Risk Factors for Labor Exploitation in Global Supply Chains

The apparel industry faces numerous supply chain-related challenges, ranging from warding against cargo theft to vigilantly combating counterfeiting. However, few challenges are more salient than ensuring a supply chain devoid of labor exploitation. Corporate social responsibility is critical to any business’ reputation and brand. Given the ongoing linkages of human trafficking, mass migration, and labor exploitation, companies must continue to be vigilant in vetting suppliers in their supply chain, examining legal protections for labor in the countries they do business, and ensuring that any risk of forced labor or child labor is identified and rooted out.

 Our recent annual report, Supply Chain Risk Insights, highlights the ongoing risks posed by mass migration to global supply chains, primarily labor exploitation.  Approximately half of all corporate social responsibility (CSR) incidents recorded by BSI last year involved migrants. As we discuss in the report, BSI noted several geographical factors that can be used to assess the risk that migrant labor exploitation will be used in legitimate supply chains. The obvious factor is whether a country has a large population of migrants or lies along one of the primary migration routes (see below). BSI has determined that economic and civil unrest in neighboring regions is frequently associated with informal or unlicensed recruitment and employment of migrants.

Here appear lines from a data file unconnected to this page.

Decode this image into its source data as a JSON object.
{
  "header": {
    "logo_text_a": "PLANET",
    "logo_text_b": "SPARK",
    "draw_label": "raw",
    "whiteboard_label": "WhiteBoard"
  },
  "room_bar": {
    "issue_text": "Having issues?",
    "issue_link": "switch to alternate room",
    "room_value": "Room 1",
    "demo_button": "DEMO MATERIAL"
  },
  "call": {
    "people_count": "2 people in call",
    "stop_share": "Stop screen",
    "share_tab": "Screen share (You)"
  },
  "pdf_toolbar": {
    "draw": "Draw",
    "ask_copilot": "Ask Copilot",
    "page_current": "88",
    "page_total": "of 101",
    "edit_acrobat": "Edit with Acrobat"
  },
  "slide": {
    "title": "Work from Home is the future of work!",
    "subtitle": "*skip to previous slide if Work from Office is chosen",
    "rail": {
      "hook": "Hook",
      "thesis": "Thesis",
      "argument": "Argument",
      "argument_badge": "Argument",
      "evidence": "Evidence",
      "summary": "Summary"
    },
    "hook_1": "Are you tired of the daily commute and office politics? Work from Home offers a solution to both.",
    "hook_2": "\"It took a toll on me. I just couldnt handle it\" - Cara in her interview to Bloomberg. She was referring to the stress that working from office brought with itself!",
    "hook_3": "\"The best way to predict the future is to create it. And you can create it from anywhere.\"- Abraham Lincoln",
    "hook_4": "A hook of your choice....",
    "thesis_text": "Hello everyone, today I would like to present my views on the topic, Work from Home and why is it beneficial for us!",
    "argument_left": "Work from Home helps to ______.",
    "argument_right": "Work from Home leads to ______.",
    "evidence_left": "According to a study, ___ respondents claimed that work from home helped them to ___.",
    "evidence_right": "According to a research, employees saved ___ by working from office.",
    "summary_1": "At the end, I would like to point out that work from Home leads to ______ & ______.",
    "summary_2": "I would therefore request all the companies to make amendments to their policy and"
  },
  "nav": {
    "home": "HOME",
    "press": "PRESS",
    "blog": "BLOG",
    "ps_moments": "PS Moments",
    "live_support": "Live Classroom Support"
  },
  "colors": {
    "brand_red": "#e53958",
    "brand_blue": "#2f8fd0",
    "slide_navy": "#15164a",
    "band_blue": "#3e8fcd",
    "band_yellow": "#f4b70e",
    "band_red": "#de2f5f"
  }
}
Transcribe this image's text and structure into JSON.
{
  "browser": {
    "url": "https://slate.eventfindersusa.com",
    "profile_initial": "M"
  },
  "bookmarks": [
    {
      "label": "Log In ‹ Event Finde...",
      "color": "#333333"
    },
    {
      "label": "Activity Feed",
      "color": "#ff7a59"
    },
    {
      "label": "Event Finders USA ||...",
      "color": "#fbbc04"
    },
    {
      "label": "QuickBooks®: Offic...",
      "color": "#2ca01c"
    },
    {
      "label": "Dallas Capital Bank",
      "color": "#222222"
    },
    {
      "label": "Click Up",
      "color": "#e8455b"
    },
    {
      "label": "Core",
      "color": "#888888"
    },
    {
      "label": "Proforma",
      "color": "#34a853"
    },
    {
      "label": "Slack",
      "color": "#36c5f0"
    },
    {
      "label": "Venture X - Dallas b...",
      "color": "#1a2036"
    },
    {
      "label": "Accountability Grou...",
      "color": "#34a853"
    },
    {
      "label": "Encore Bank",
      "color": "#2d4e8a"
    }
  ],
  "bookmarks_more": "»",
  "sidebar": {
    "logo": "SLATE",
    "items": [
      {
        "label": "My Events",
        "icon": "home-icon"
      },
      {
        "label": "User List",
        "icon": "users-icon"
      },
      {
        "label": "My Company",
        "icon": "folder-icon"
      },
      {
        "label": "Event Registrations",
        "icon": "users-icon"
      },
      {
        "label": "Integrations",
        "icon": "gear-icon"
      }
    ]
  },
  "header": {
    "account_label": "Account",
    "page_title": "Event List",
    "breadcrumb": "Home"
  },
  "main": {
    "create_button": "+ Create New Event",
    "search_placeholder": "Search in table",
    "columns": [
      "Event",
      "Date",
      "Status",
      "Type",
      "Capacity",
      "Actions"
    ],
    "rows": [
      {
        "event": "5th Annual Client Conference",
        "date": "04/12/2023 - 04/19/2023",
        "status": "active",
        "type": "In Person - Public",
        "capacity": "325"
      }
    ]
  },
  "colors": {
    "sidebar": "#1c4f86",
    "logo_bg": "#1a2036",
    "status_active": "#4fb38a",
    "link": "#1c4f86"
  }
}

Migrant flows in CSR incidents

Another influential factor is the absence of legal protections and official citizenship status for migrants in host countries, which can prevent victims from lodging complaints through official channels. As we discuss in Supply Chain Risk Insights, some countries around the world have taken note of these increasing risks to migrants, and labor exploitation generally, and have either enacted or are formulating new legislation to combat the issue. The Qatari government, for example, lifted a provision that previously required migrant laborers to obtain permission from their employers before being allowed to leave the country. Elsewhere, Australia passed its own Modern Slavery Act while Canada iterated a commitment to creating similar legislation. Other countries, however, are regressing in their ability to address labor exploitation. Brazil is one such country, where budget cuts are jeopardizing significant progress in combatting issues like forced labor by resulting in less resources available to carry out inspections. The Brazilian government also attempted to change the legal definition of forced labor to a more generalized statement that would have likely prevented authorities from rescuing some victims as they were no longer in situations legally classified.

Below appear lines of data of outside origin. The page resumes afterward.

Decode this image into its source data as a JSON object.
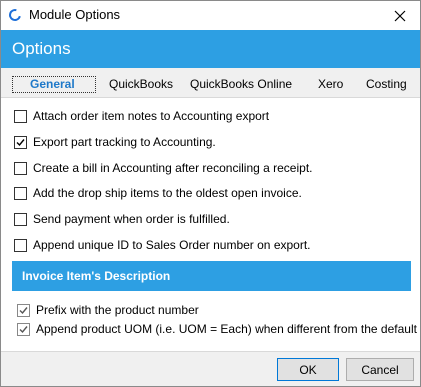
{
  "window": {
    "title": "Module Options"
  },
  "header": {
    "title": "Options"
  },
  "tabs": [
    {
      "label": "General",
      "active": true
    },
    {
      "label": "QuickBooks"
    },
    {
      "label": "QuickBooks Online"
    },
    {
      "label": "Xero"
    },
    {
      "label": "Costing"
    }
  ],
  "options": [
    {
      "label": "Attach order item notes to Accounting export",
      "checked": false
    },
    {
      "label": "Export part tracking to Accounting.",
      "checked": true
    },
    {
      "label": "Create a bill in Accounting after reconciling a receipt.",
      "checked": false
    },
    {
      "label": "Add the drop ship items to the oldest open invoice.",
      "checked": false
    },
    {
      "label": "Send payment when order is fulfilled.",
      "checked": false
    },
    {
      "label": "Append unique ID to Sales Order number on export.",
      "checked": false
    }
  ],
  "section": {
    "title": "Invoice Item's Description"
  },
  "description_options": [
    {
      "label": "Prefix with the product number",
      "checked": true
    },
    {
      "label": "Append product UOM (i.e. UOM = Each) when different from the default",
      "checked": true
    }
  ],
  "buttons": {
    "ok": "OK",
    "cancel": "Cancel"
  },
  "colors": {
    "accent": "#2d9fe3",
    "active_tab": "#1f79c9"
  }
}
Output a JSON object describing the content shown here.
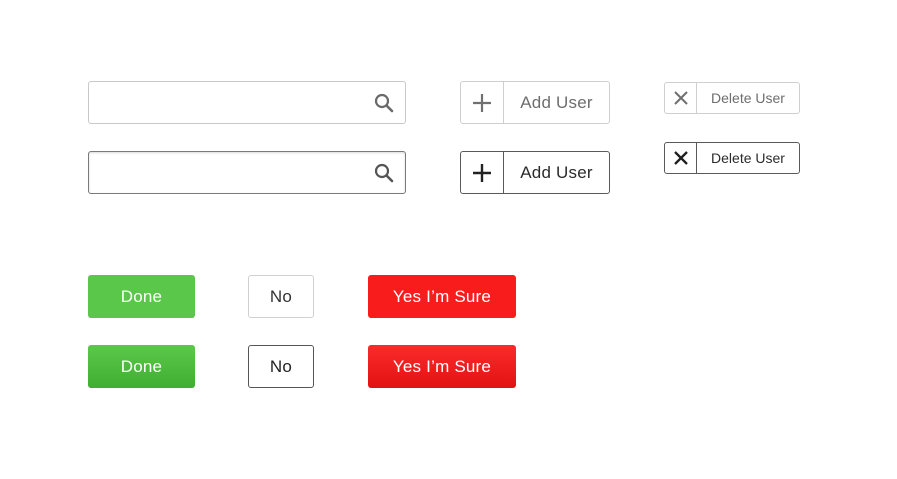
{
  "search": {
    "light": {
      "value": "",
      "placeholder": "",
      "icon": "search-icon"
    },
    "dark": {
      "value": "",
      "placeholder": "",
      "icon": "search-icon"
    }
  },
  "add_user": {
    "light_label": "Add User",
    "dark_label": "Add User",
    "icon": "plus-icon"
  },
  "delete_user": {
    "light_label": "Delete User",
    "dark_label": "Delete User",
    "icon": "close-icon"
  },
  "actions": {
    "done_label": "Done",
    "no_label": "No",
    "sure_label": "Yes I’m Sure"
  },
  "colors": {
    "done_green": "#5ac64a",
    "sure_red": "#f81c1c",
    "light_border": "#cfcfcf",
    "dark_border": "#5a5a5a"
  }
}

The agriculture and garment industries are especially vulnerable to employing exploited labor. In the first few months of 2019, numerous rescues occurred globally, liberating workers on farms and in textile factories. In February, South African officials rescued 100 workers, originating in Swaziland and Lesotho, from a small unventilated room allegedly acting as a textile factory. Also, in Vietnam, police rescued several children who worked in local garment factories while their parents labored in agriculture; recruiters reportedly paid the parents a fee in exchange for hiring their children. In Brazil, officials report rescuing over 1,900 women from forced labor over the past 15 years, many of which were involved in the global fashion industry.

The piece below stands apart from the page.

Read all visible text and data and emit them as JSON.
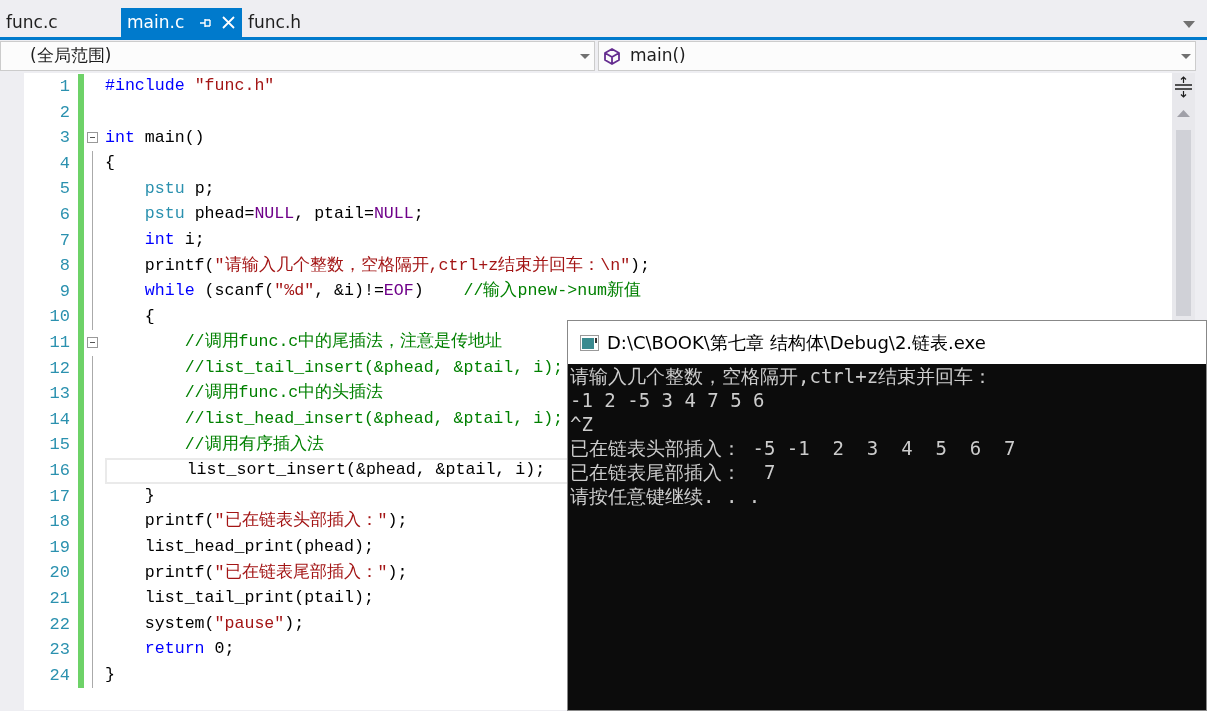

Mapping and understanding the risks associated with the geography of a supply chain, although no simple undertaking, is a critical step in managing the risk of labor exploitation. Other methods such as supplier training and transitioning business partners into a recruitment model in which an employer pays fees associated with immigration can also help combat the risk of labor exploitation, an issue that BSI believes will likely remain a key issue for supply chains in 2019.